There are different ways of getting baptised and this subject has caused a lot of conflict between different Christian groups.

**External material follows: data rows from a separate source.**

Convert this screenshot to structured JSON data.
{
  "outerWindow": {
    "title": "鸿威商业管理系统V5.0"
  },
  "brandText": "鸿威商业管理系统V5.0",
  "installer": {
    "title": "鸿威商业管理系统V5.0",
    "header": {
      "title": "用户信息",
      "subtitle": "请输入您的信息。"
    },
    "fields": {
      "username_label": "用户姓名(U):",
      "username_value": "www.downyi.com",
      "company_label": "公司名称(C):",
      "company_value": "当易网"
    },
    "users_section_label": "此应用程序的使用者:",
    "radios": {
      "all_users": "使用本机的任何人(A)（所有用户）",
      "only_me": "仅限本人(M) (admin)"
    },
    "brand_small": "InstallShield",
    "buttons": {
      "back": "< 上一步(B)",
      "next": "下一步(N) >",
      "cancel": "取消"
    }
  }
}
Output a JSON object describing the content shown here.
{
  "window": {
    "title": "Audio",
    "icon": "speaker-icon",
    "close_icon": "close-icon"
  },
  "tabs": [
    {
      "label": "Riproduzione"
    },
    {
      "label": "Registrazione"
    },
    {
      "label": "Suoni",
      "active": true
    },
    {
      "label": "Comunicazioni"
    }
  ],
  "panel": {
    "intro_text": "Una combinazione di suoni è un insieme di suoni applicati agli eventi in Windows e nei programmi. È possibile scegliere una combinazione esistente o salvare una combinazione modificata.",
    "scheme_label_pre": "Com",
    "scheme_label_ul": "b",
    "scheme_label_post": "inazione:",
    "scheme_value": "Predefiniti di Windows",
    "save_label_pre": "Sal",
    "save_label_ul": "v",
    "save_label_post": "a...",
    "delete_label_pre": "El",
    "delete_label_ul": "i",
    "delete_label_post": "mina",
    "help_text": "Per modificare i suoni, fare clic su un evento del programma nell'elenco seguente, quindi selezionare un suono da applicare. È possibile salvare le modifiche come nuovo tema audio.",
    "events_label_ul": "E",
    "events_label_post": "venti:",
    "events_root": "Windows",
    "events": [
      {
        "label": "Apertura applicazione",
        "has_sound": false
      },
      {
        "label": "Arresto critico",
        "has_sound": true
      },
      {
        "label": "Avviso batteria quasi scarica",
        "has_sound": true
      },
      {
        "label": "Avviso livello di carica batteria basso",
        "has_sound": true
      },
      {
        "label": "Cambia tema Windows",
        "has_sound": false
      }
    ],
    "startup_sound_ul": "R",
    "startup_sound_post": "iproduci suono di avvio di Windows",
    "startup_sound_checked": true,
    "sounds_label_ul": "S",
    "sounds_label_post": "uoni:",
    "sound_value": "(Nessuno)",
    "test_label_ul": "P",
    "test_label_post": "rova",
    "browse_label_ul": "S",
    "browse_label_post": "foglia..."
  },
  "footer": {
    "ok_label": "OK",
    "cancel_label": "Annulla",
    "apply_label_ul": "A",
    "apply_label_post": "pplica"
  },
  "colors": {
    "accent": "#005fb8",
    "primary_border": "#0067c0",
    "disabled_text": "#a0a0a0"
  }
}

This post looks at this dilemma.
I had to learn a lesson many years ago involving water baptism and I want to pass this on to you.
Here you can see me involved in a baptism at a nearby river and I was fully committed to ‘believers baptism’.
But then I met someone who had come the Anglican route of infant baptism and then ‘Confirmation’ …
Initially I saw them as not being baptised – well it wasn’t believers baptism was it?
But they truly saw themselves as being baptised, so why would they want to be baptised again?
And if they went through with this new act of baptism it would be just performing some kind of rite or ritual.
They felt baptised, but another Christian group wanted them to be baptised according to their custom.
They believed that they were baptised, so what right had I, or anybody else, to force a ceremony onto them?
I’ve seen this the other way round as well, where someone had been baptised as a believer and then had joined an Anglican church and they had to get baptised and confirmed their way, according to their tradition.
So no one side is to blame, both camps can push people to get re-baptised.
Yes I personally see ‘believers baptism’ as being the ideal in that someone comes to faith and then they can be baptised as an act of obedience and as an outward sign of that confession.
But for someone who believes in their heart that they are truly baptised by complying to a denominations teaching, I can see that it would be wrong to not accept them and wrong to force them to redo it.
Surely this whole baptism thing should not be a legalistic act – complying to law, but rather the spirit of the act.
I am sure Jesus is much more accepting of people and their baptism than many Christians are.